(Interface dataset entries)

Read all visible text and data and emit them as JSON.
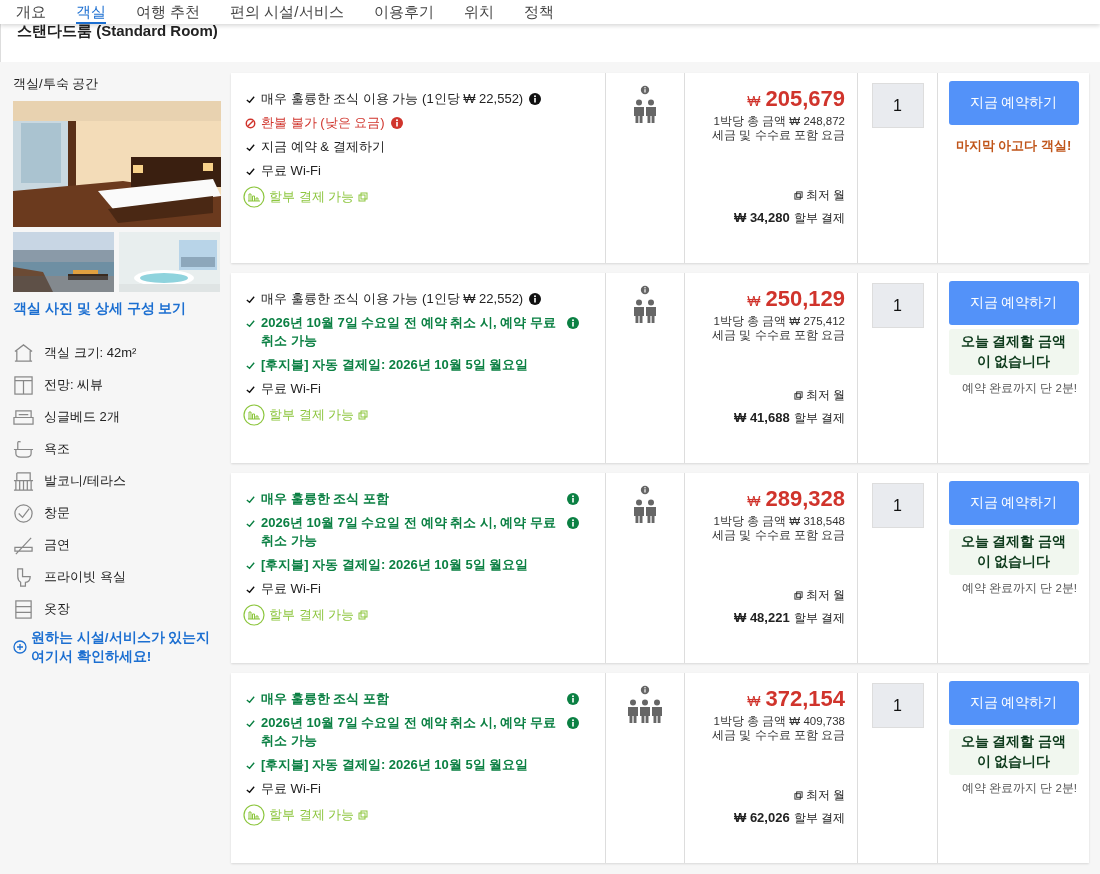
{
  "nav": {
    "tabs": [
      {
        "label": "개요",
        "selected": false
      },
      {
        "label": "객실",
        "selected": true
      },
      {
        "label": "여행 추천",
        "selected": false
      },
      {
        "label": "편의 시설/서비스",
        "selected": false
      },
      {
        "label": "이용후기",
        "selected": false
      },
      {
        "label": "위치",
        "selected": false
      },
      {
        "label": "정책",
        "selected": false
      }
    ]
  },
  "room": {
    "title": "스탠다드룸 (Standard Room)",
    "side": {
      "heading": "객실/투숙 공간",
      "photos_link": "객실 사진 및 상세 구성 보기",
      "amenities": [
        {
          "kind": "house",
          "label": "객실 크기: 42m²"
        },
        {
          "kind": "window",
          "label": "전망: 씨뷰"
        },
        {
          "kind": "bed",
          "label": "싱글베드 2개"
        },
        {
          "kind": "bath",
          "label": "욕조"
        },
        {
          "kind": "balcony",
          "label": "발코니/테라스"
        },
        {
          "kind": "check",
          "label": "창문"
        },
        {
          "kind": "nosmoking",
          "label": "금연"
        },
        {
          "kind": "toilet",
          "label": "프라이빗 욕실"
        },
        {
          "kind": "wardrobe",
          "label": "옷장"
        }
      ],
      "ask_link": "원하는 시설/서비스가 있는지 여기서 확인하세요!"
    },
    "offers": [
      {
        "features": [
          {
            "kind": "plain",
            "text": "매우 훌륭한 조식 이용 가능 (1인당 ₩ 22,552)",
            "info": true
          },
          {
            "kind": "red",
            "text": "환불 불가 (낮은 요금)",
            "info": true
          },
          {
            "kind": "plain",
            "text": "지금 예약 & 결제하기",
            "info": false
          },
          {
            "kind": "plain",
            "text": "무료 Wi-Fi",
            "info": false
          }
        ],
        "installment": "할부 결제 가능",
        "guests": [
          {
            "kind": "adult"
          },
          {
            "kind": "adult"
          }
        ],
        "currency": "₩",
        "price": "205,679",
        "total": "1박당 총 금액 ₩ 248,872",
        "tax_note": "세금 및 수수료 포함 요금",
        "monthly_label": "최저 월",
        "monthly_amount": "₩ 34,280",
        "monthly_suffix": "할부 결제",
        "quantity": "1",
        "button": "지금 예약하기",
        "notes": [
          {
            "kind": "urgent",
            "text": "마지막 아고다 객실!"
          }
        ]
      },
      {
        "features": [
          {
            "kind": "plain",
            "text": "매우 훌륭한 조식 이용 가능 (1인당 ₩ 22,552)",
            "info": true
          },
          {
            "kind": "green",
            "text": "2026년 10월 7일 수요일 전 예약 취소 시, 예약 무료 취소 가능",
            "info": true
          },
          {
            "kind": "green",
            "text": "[후지불] 자동 결제일: 2026년 10월 5일 월요일",
            "info": false
          },
          {
            "kind": "plain",
            "text": "무료 Wi-Fi",
            "info": false
          }
        ],
        "installment": "할부 결제 가능",
        "guests": [
          {
            "kind": "adult"
          },
          {
            "kind": "adult"
          }
        ],
        "currency": "₩",
        "price": "250,129",
        "total": "1박당 총 금액 ₩ 275,412",
        "tax_note": "세금 및 수수료 포함 요금",
        "monthly_label": "최저 월",
        "monthly_amount": "₩ 41,688",
        "monthly_suffix": "할부 결제",
        "quantity": "1",
        "button": "지금 예약하기",
        "notes": [
          {
            "kind": "pay-later",
            "text": "오늘 결제할 금액이 없습니다"
          },
          {
            "kind": "hint",
            "text": "예약 완료까지 단 2분!"
          }
        ]
      },
      {
        "features": [
          {
            "kind": "green",
            "text": "매우 훌륭한 조식 포함",
            "info": true
          },
          {
            "kind": "green",
            "text": "2026년 10월 7일 수요일 전 예약 취소 시, 예약 무료 취소 가능",
            "info": true
          },
          {
            "kind": "green",
            "text": "[후지불] 자동 결제일: 2026년 10월 5일 월요일",
            "info": false
          },
          {
            "kind": "plain",
            "text": "무료 Wi-Fi",
            "info": false
          }
        ],
        "installment": "할부 결제 가능",
        "guests": [
          {
            "kind": "adult"
          },
          {
            "kind": "adult"
          }
        ],
        "currency": "₩",
        "price": "289,328",
        "total": "1박당 총 금액 ₩ 318,548",
        "tax_note": "세금 및 수수료 포함 요금",
        "monthly_label": "최저 월",
        "monthly_amount": "₩ 48,221",
        "monthly_suffix": "할부 결제",
        "quantity": "1",
        "button": "지금 예약하기",
        "notes": [
          {
            "kind": "pay-later",
            "text": "오늘 결제할 금액이 없습니다"
          },
          {
            "kind": "hint",
            "text": "예약 완료까지 단 2분!"
          }
        ]
      },
      {
        "features": [
          {
            "kind": "green",
            "text": "매우 훌륭한 조식 포함",
            "info": true
          },
          {
            "kind": "green",
            "text": "2026년 10월 7일 수요일 전 예약 취소 시, 예약 무료 취소 가능",
            "info": true
          },
          {
            "kind": "green",
            "text": "[후지불] 자동 결제일: 2026년 10월 5일 월요일",
            "info": false
          },
          {
            "kind": "plain",
            "text": "무료 Wi-Fi",
            "info": false
          }
        ],
        "installment": "할부 결제 가능",
        "guests": [
          {
            "kind": "adult"
          },
          {
            "kind": "adult"
          },
          {
            "kind": "adult"
          }
        ],
        "currency": "₩",
        "price": "372,154",
        "total": "1박당 총 금액 ₩ 409,738",
        "tax_note": "세금 및 수수료 포함 요금",
        "monthly_label": "최저 월",
        "monthly_amount": "₩ 62,026",
        "monthly_suffix": "할부 결제",
        "quantity": "1",
        "button": "지금 예약하기",
        "notes": [
          {
            "kind": "pay-later",
            "text": "오늘 결제할 금액이 없습니다"
          },
          {
            "kind": "hint",
            "text": "예약 완료까지 단 2분!"
          }
        ]
      }
    ]
  }
}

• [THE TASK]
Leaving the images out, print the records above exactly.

• [ANSWER SECTION]
Read all visible text and data and emit them as JSON.
{
  "nav": {
    "tabs": [
      {
        "label": "개요",
        "selected": false
      },
      {
        "label": "객실",
        "selected": true
      },
      {
        "label": "여행 추천",
        "selected": false
      },
      {
        "label": "편의 시설/서비스",
        "selected": false
      },
      {
        "label": "이용후기",
        "selected": false
      },
      {
        "label": "위치",
        "selected": false
      },
      {
        "label": "정책",
        "selected": false
      }
    ]
  },
  "room": {
    "title": "스탠다드룸 (Standard Room)",
    "side": {
      "heading": "객실/투숙 공간",
      "photos_link": "객실 사진 및 상세 구성 보기",
      "amenities": [
        {
          "kind": "house",
          "label": "객실 크기: 42m²"
        },
        {
          "kind": "window",
          "label": "전망: 씨뷰"
        },
        {
          "kind": "bed",
          "label": "싱글베드 2개"
        },
        {
          "kind": "bath",
          "label": "욕조"
        },
        {
          "kind": "balcony",
          "label": "발코니/테라스"
        },
        {
          "kind": "check",
          "label": "창문"
        },
        {
          "kind": "nosmoking",
          "label": "금연"
        },
        {
          "kind": "toilet",
          "label": "프라이빗 욕실"
        },
        {
          "kind": "wardrobe",
          "label": "옷장"
        }
      ],
      "ask_link": "원하는 시설/서비스가 있는지 여기서 확인하세요!"
    },
    "offers": [
      {
        "features": [
          {
            "kind": "plain",
            "text": "매우 훌륭한 조식 이용 가능 (1인당 ₩ 22,552)",
            "info": true
          },
          {
            "kind": "red",
            "text": "환불 불가 (낮은 요금)",
            "info": true
          },
          {
            "kind": "plain",
            "text": "지금 예약 & 결제하기",
            "info": false
          },
          {
            "kind": "plain",
            "text": "무료 Wi-Fi",
            "info": false
          }
        ],
        "installment": "할부 결제 가능",
        "guests": [
          {
            "kind": "adult"
          },
          {
            "kind": "adult"
          }
        ],
        "currency": "₩",
        "price": "205,679",
        "total": "1박당 총 금액 ₩ 248,872",
        "tax_note": "세금 및 수수료 포함 요금",
        "monthly_label": "최저 월",
        "monthly_amount": "₩ 34,280",
        "monthly_suffix": "할부 결제",
        "quantity": "1",
        "button": "지금 예약하기",
        "notes": [
          {
            "kind": "urgent",
            "text": "마지막 아고다 객실!"
          }
        ]
      },
      {
        "features": [
          {
            "kind": "plain",
            "text": "매우 훌륭한 조식 이용 가능 (1인당 ₩ 22,552)",
            "info": true
          },
          {
            "kind": "green",
            "text": "2026년 10월 7일 수요일 전 예약 취소 시, 예약 무료 취소 가능",
            "info": true
          },
          {
            "kind": "green",
            "text": "[후지불] 자동 결제일: 2026년 10월 5일 월요일",
            "info": false
          },
          {
            "kind": "plain",
            "text": "무료 Wi-Fi",
            "info": false
          }
        ],
        "installment": "할부 결제 가능",
        "guests": [
          {
            "kind": "adult"
          },
          {
            "kind": "adult"
          }
        ],
        "currency": "₩",
        "price": "250,129",
        "total": "1박당 총 금액 ₩ 275,412",
        "tax_note": "세금 및 수수료 포함 요금",
        "monthly_label": "최저 월",
        "monthly_amount": "₩ 41,688",
        "monthly_suffix": "할부 결제",
        "quantity": "1",
        "button": "지금 예약하기",
        "notes": [
          {
            "kind": "pay-later",
            "text": "오늘 결제할 금액이 없습니다"
          },
          {
            "kind": "hint",
            "text": "예약 완료까지 단 2분!"
          }
        ]
      },
      {
        "features": [
          {
            "kind": "green",
            "text": "매우 훌륭한 조식 포함",
            "info": true
          },
          {
            "kind": "green",
            "text": "2026년 10월 7일 수요일 전 예약 취소 시, 예약 무료 취소 가능",
            "info": true
          },
          {
            "kind": "green",
            "text": "[후지불] 자동 결제일: 2026년 10월 5일 월요일",
            "info": false
          },
          {
            "kind": "plain",
            "text": "무료 Wi-Fi",
            "info": false
          }
        ],
        "installment": "할부 결제 가능",
        "guests": [
          {
            "kind": "adult"
          },
          {
            "kind": "adult"
          }
        ],
        "currency": "₩",
        "price": "289,328",
        "total": "1박당 총 금액 ₩ 318,548",
        "tax_note": "세금 및 수수료 포함 요금",
        "monthly_label": "최저 월",
        "monthly_amount": "₩ 48,221",
        "monthly_suffix": "할부 결제",
        "quantity": "1",
        "button": "지금 예약하기",
        "notes": [
          {
            "kind": "pay-later",
            "text": "오늘 결제할 금액이 없습니다"
          },
          {
            "kind": "hint",
            "text": "예약 완료까지 단 2분!"
          }
        ]
      },
      {
        "features": [
          {
            "kind": "green",
            "text": "매우 훌륭한 조식 포함",
            "info": true
          },
          {
            "kind": "green",
            "text": "2026년 10월 7일 수요일 전 예약 취소 시, 예약 무료 취소 가능",
            "info": true
          },
          {
            "kind": "green",
            "text": "[후지불] 자동 결제일: 2026년 10월 5일 월요일",
            "info": false
          },
          {
            "kind": "plain",
            "text": "무료 Wi-Fi",
            "info": false
          }
        ],
        "installment": "할부 결제 가능",
        "guests": [
          {
            "kind": "adult"
          },
          {
            "kind": "adult"
          },
          {
            "kind": "adult"
          }
        ],
        "currency": "₩",
        "price": "372,154",
        "total": "1박당 총 금액 ₩ 409,738",
        "tax_note": "세금 및 수수료 포함 요금",
        "monthly_label": "최저 월",
        "monthly_amount": "₩ 62,026",
        "monthly_suffix": "할부 결제",
        "quantity": "1",
        "button": "지금 예약하기",
        "notes": [
          {
            "kind": "pay-later",
            "text": "오늘 결제할 금액이 없습니다"
          },
          {
            "kind": "hint",
            "text": "예약 완료까지 단 2분!"
          }
        ]
      }
    ]
  }
}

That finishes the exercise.